Citigroup economists have forecast the chance of a global recession nearing 50 percent as central banks hike interest rates and consumer demand for goods drops off.
"Central banks may yet engineer the soft—or 'softish'—landings embodied in their forecasts (and in ours), but this will require supply shocks to ebb and demand to remain resilient."
According to the report, Citigroup economists now forecast the world economy to grow by 3 percent this year and 2.8 percent next year.
They added that if a recession were to occur it would likely be of the "garden variety" in which "unemployment rises several percentage points and output experiences a couple of weak quarters."
"We see this as a reasonable expectation, but the wildcard—as we have emphasized—is how stubborn inflationary dynamics ultimately prove to be,” they said.
The gloomy predictions from Citigroup economists come shortly after a survey by business research firm The Conference Board found that over 60 percent of global CEOs are expecting a recession in their primary location of operation by the end of the year 2023 or possibly earlier.
CEOs cited the war in Ukraine, volatility in energy prices, renewed supply chain disruptions and dwindling consumer confidence combined with COVID-19 lockdowns in China which they said are all "putting downward pressure on growth, leading to a significant drop in CEO confidence across the globe."
"These disruptions, along with restrictive monetary and fiscal policy, are fueling recession expectations," the report stated.
Furthermore, the report found that over half of the CEOs surveyed—51.3 percent—were managing inflation by passing price increases downstream, and 47.1 percent of CEOs are cutting costs in an effort to offset soaring inflation.
Fears are growing that a recession may be on the horizon, particularly in the United States where inflation reached 8.6 percent in May, prompting the Federal Reserve to raise the benchmark interest rate by 75 basis points this month.

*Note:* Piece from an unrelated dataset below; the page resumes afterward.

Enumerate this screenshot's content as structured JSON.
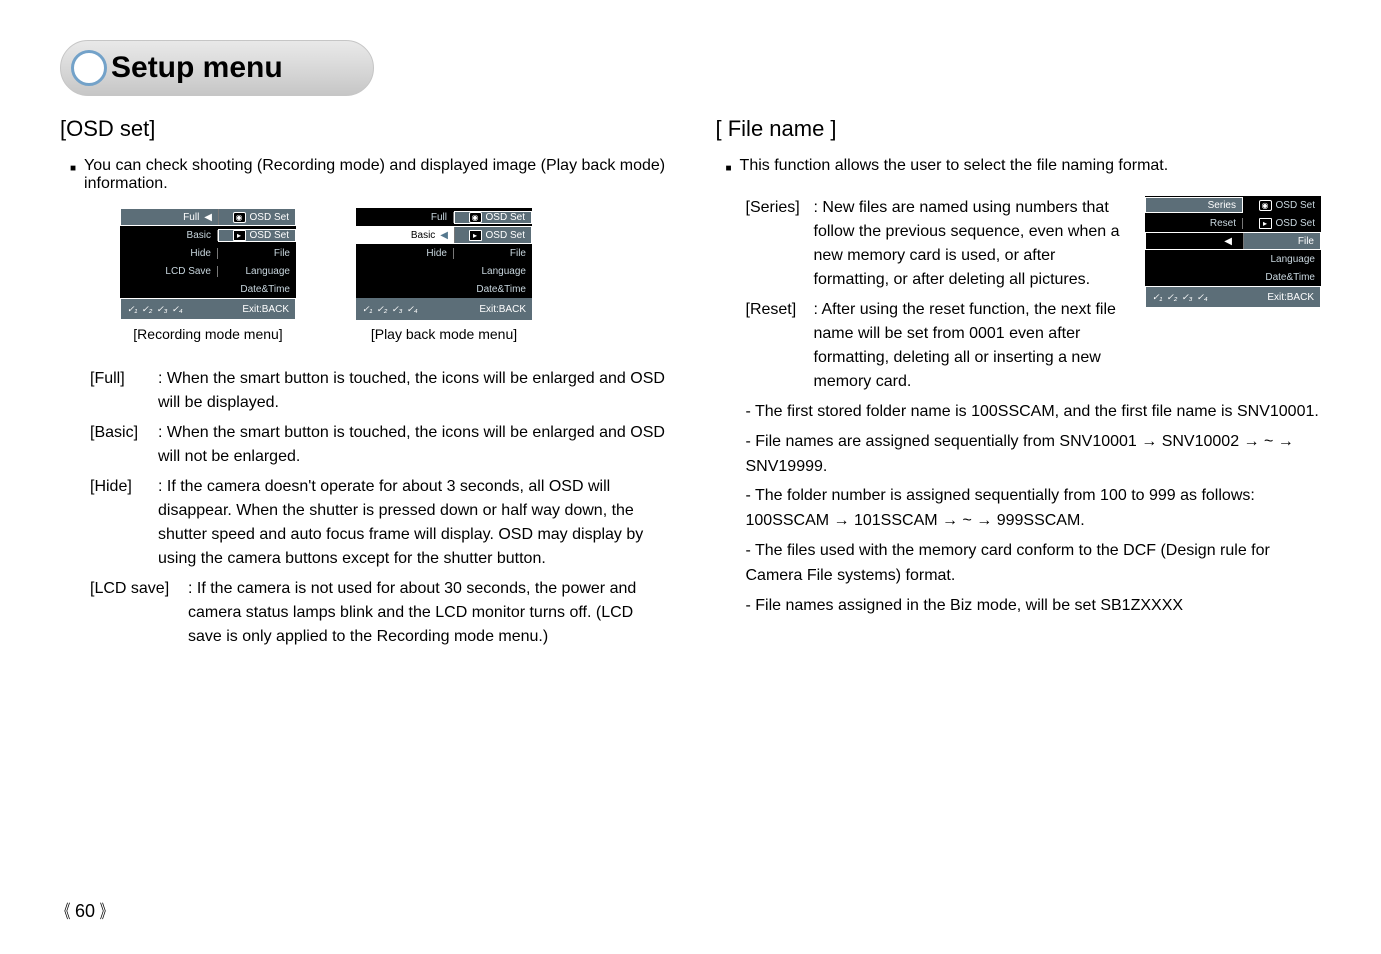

"The likelihood is that the world is going to worry most about recession because what you’re describing is a lot of things going wrong at the same time, and a lot of them can’t be reversed, like war," said Roche, president and global strategist at Independent Strategy. "I doubt it can be avoided in Europe. But not a global recession depression, but the world is going to worry about that the most I think for the next couple of months at least," Roche added.